▶ **EXCERPTED RECORDS**:
[Start of section]
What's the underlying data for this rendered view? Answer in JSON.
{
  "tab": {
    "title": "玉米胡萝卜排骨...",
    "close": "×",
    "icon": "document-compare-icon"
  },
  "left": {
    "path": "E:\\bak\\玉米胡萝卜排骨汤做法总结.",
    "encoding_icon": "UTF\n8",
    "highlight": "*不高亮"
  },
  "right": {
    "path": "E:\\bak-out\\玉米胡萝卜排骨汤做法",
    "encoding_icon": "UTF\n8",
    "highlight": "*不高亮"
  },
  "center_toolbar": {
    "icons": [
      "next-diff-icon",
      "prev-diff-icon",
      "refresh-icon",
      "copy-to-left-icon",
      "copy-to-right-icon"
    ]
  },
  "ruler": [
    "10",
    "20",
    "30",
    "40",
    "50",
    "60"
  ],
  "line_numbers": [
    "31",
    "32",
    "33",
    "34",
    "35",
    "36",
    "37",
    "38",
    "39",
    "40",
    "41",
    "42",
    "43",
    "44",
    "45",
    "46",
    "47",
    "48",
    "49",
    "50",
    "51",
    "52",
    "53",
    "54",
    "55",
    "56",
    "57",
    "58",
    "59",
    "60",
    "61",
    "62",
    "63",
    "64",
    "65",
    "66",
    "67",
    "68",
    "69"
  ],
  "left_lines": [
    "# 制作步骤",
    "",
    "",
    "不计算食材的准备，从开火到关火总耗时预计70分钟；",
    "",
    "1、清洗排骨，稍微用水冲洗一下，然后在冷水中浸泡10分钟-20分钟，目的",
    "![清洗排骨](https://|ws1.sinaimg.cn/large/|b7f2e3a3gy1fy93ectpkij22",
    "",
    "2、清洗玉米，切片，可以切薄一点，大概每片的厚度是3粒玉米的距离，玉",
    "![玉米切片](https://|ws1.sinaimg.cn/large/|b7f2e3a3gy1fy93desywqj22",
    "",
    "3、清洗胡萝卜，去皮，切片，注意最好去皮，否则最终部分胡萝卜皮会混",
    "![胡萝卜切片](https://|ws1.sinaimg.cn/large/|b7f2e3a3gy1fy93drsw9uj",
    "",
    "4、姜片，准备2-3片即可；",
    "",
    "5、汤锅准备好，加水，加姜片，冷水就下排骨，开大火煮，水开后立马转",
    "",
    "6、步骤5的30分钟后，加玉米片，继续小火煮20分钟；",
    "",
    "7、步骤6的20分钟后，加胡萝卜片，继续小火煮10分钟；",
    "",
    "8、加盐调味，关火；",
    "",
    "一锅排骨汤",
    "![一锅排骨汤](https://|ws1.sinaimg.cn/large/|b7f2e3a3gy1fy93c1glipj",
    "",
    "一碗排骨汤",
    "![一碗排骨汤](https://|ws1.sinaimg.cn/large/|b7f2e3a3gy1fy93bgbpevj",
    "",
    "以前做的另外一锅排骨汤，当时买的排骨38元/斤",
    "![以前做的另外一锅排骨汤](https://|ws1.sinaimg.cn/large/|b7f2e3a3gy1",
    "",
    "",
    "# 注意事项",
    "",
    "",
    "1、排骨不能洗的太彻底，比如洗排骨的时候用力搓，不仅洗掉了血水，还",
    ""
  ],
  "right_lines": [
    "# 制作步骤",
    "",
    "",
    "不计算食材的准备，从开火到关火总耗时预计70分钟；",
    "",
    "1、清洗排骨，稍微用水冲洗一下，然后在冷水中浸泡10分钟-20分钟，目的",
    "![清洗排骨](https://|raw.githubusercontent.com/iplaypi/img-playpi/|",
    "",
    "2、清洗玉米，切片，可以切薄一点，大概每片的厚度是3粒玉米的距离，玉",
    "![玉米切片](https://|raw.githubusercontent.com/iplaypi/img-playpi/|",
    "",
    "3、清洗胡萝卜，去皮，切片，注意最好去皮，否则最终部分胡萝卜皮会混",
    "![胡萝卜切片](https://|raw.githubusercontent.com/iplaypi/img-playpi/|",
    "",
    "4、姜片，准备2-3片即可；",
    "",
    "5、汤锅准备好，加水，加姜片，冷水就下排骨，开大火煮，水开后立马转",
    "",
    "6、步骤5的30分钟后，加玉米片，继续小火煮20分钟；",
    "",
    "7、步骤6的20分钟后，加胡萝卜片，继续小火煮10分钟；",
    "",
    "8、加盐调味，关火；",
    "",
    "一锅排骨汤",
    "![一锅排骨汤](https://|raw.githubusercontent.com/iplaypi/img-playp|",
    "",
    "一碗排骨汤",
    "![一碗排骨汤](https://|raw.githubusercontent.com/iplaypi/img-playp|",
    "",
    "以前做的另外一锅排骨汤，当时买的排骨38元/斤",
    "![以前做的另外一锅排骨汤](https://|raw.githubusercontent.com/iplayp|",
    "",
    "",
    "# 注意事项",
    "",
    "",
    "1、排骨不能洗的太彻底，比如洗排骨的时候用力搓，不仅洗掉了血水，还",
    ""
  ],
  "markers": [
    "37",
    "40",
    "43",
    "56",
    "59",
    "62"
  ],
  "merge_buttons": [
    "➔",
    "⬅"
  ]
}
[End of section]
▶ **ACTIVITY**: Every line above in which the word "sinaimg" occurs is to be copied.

▶ **OUTPUT FOR THIS TASK**:
    "![清洗排骨](https://|ws1.sinaimg.cn/large/|b7f2e3a3gy1fy93ectpkij22",
    "![玉米切片](https://|ws1.sinaimg.cn/large/|b7f2e3a3gy1fy93desywqj22",
    "![胡萝卜切片](https://|ws1.sinaimg.cn/large/|b7f2e3a3gy1fy93drsw9uj",
    "![一锅排骨汤](https://|ws1.sinaimg.cn/large/|b7f2e3a3gy1fy93c1glipj",
    "![一碗排骨汤](https://|ws1.sinaimg.cn/large/|b7f2e3a3gy1fy93bgbpevj",
    "![以前做的另外一锅排骨汤](https://|ws1.sinaimg.cn/large/|b7f2e3a3gy1",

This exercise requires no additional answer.